GD: This is a debate we often have with the students. Glyphosate is a relatively safe herbicide that breaks down pretty easily in the soil. It has been used for a long time, and we understand it. I think we will lose it, because of successful human health litigation in the USA. Burgundy has committed to use no herbicides, as have Bordeaux and Champagne. If we do lose herbicides, how we manage the alley row is going to become very important. I don’t think cultivation alone is the answer, in terms of soil structure, compaction and degradation. We are going to have to be a bit smarter about how we manage the vineyard floor.

JG: What research projects are you interested in at the moment?

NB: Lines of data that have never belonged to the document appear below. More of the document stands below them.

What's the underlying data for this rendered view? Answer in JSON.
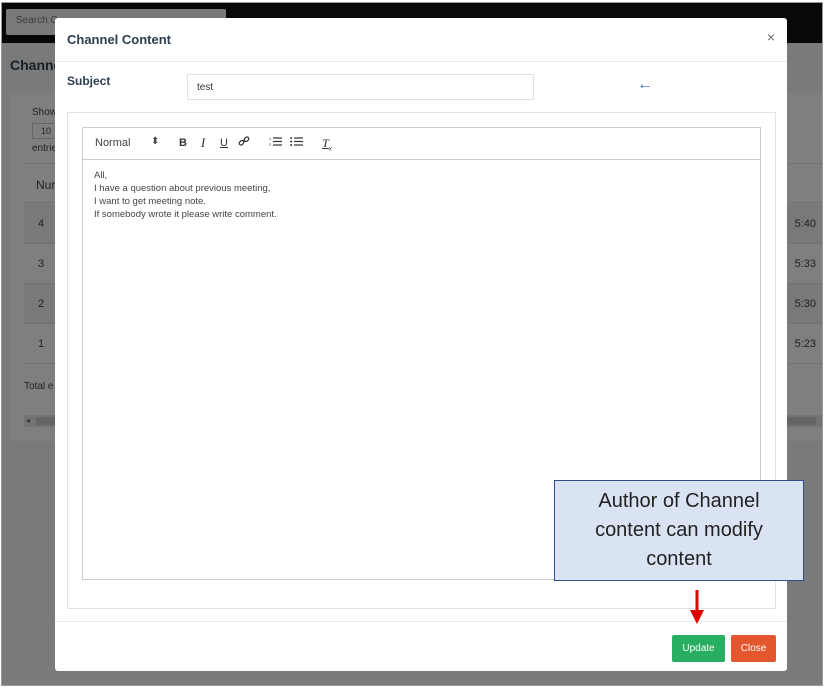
{
  "background": {
    "search_text": "Search C",
    "page_title": "Channe",
    "show_label": "Show",
    "page_length": "10",
    "entries_label": "entrie",
    "col_header": "Nur",
    "rows": [
      {
        "num": "4",
        "time": "5:40"
      },
      {
        "num": "3",
        "time": "5:33"
      },
      {
        "num": "2",
        "time": "5:30"
      },
      {
        "num": "1",
        "time": "5:23"
      }
    ],
    "total_label": "Total e",
    "scroll_arrow": "◂"
  },
  "modal": {
    "title": "Channel Content",
    "close_glyph": "×",
    "subject_label": "Subject",
    "subject_value": "test",
    "arrow_glyph": "←",
    "toolbar": {
      "header_select": "Normal",
      "caret": "⬍",
      "bold": "B",
      "italic": "I",
      "underline": "U",
      "link": "🔗",
      "ordered_list": "☰",
      "bullet_list": "☰",
      "clean": "T"
    },
    "content_lines": [
      "All,",
      "I have a question about previous meeting,",
      "I want to get meeting note.",
      "If somebody wrote it please write comment."
    ],
    "update_label": "Update",
    "close_label": "Close"
  },
  "annotation": {
    "text_line1": "Author of Channel",
    "text_line2": "content can modify",
    "text_line3": "content"
  },
  "colors": {
    "update": "#27ae60",
    "close": "#e4572e",
    "callout_bg": "#dae3f3",
    "callout_border": "#2f528f",
    "arrow_red": "#e00000",
    "arrow_blue": "#3b6fd6"
  },
  "icons": [
    "link-icon",
    "ordered-list-icon",
    "bullet-list-icon",
    "clear-format-icon",
    "close-icon",
    "arrow-left-icon",
    "arrow-down-icon"
  ]
}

GD: We have a brand new sensory scientist, so we are very interested in a lot of sensory customer perception projects – those projects that are on the interface between sensory science and consumer perception. We have six or seven of these among the masters students about understanding what are the descriptors for English sparkling wine, do different regions perceive English sparkling wines differently and so on. We are also looking at old work that needs revisiting, like does the colour of sparkling wine affect the perception of sweetness. In the winery, we are continuing an emphasis on malolactic fermentation, we are interested in what you can do with early harvested wines. For example, we are looking at Bacchus to see whether enzymes and yeasts can release more of the thiols or get a better outcome in terms of the terpenes. We are also interested in PIWIs: we have a student working with WineWorks to try to make really high quality wine out of PIWI varieties. In the vineyard, most of the projects are driven by yield. We are interested in clones and rootstocks, and we have a couple of years of projects on bud dissection and bud fertility. We have also revisited some of the work that was done on managing canopies during fruit set. We also have some projects on spatially mapping vineyards.

JG: What about training?

GD: We are really keen on supporting the industry and offer a lot of training programs through our WineSkills program. At the moment we are reworking our industry support approach. There are six regions in the country and they are at different stages of development, and we would like to do a lot more regional delivery. A project we are working on is to host a post-vintage workshop in every region in the country, and we’d probably like a roadshow in every region in the country to. At the moment, this is being developed by our new program manager for WineSkills, Dona Frost.

Picture credits: Plumpton College/Christopher Lanaway Photography

Link: Plumpton College Wine Division